From the cradle to the grave

The NHS is like a favourite aunt, who was there for you whenever you needed her - nobody can bear the thought of being without her, let alone consenting to her being allowed to die.

The country waited with varying degrees of interest for the birth of the future King or Queen. Folk speculated on the gender, name, birth weight. Sweepstakes were run in workplaces. Around the country the picture is replicated for thousands of families, all awaiting their own special arrival, without the sweepstakes. The unusually fine weather will be uncomfortable for those mothers blooming in their final trimester, following their nesting instincts, but is warmly welcomed by most others. The newest Royal will have excellent medical care but is unlikely to need the frontline NHS. Nearly all others will. And it will be there - for delivery, neonatal and postnatal care, six-week checks, immunisations and every other eventuality in between. Sixty-five years in and we have come to depend on and expect those services, free at the point of contact.

For the elderly we medicate, monitor, respond to crises (with varying degrees of success) and palliate, until the grave. The elderly have been hardest hit by the heatwave, with 700+ deaths and counting. Trying to keep cool, in a country where air conditioning is rare and usually unnecessary, is particularly difficult for those who cannot strip off and jump into the nearest water feature. The elderly also find drinking sufficient fluids problematic (for many reasons) and dehydrate, constipate and become confused - also needing medical care.

Most living now will have little memory of having to find a shilling before the doctor would call. Of having to sit out whatever was ailing the family, because they couldn't afford the doctor's time or treatment. Nye Bevan had famously "stuffed our mouths with gold" making doctors commit to the NHS and leave exclusive, lucrative private practice. His decision to do so has impacted positively on more families than he might have imagined. But where are we heading?
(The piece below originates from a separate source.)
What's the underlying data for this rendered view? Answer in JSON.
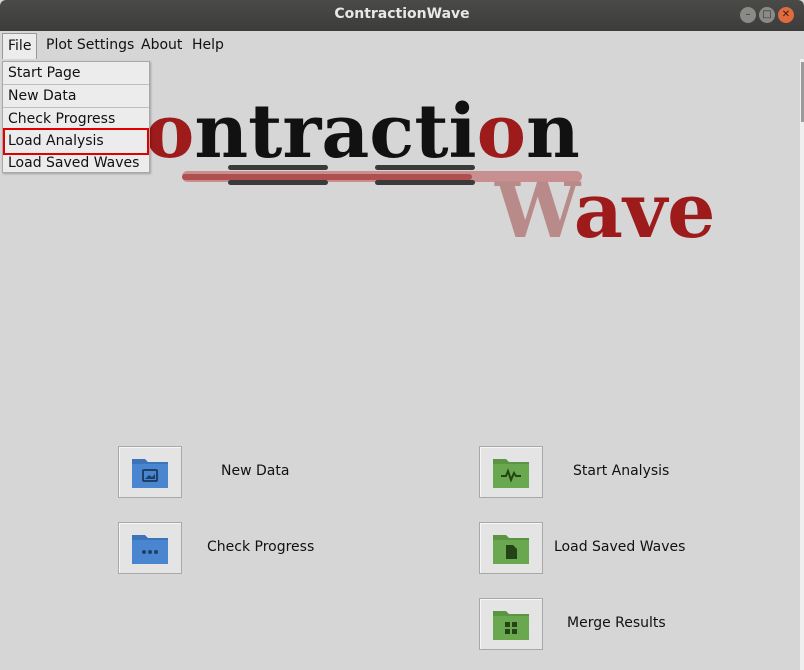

As time passes, expectations of both the public and those who govern them, rise. We are vilified when it is politically expedient. Speciality is set against speciality. Hospitals are criticised and put in 'special measures' for high mortality rates and GPs are greedy and lazy. If the NHS has come to the end of its useful life, who will be strong enough to put it on the Liverpool Care Pathway? The NHS is like a favourite aunt, who was there for you whenever you needed her - nobody can bear the thought of being without her, let alone consenting to her being allowed to die.

Nye Bevan we need you now. We need a person of vision to see how healthcare in this country can develop in the next 100 years and they will also need the strength to deliver this particularly precious baby.

Sweepstake, anyone?

This month we have updated our guidance on Ulcerative colitis, Familial breast cancer and Falls in the elderly (following NICE guidance released in June). A new accompanying PIL on Preventing falls in the elderly was authored to accompany this, along with updates on several others - including Breast-feeding and Teething.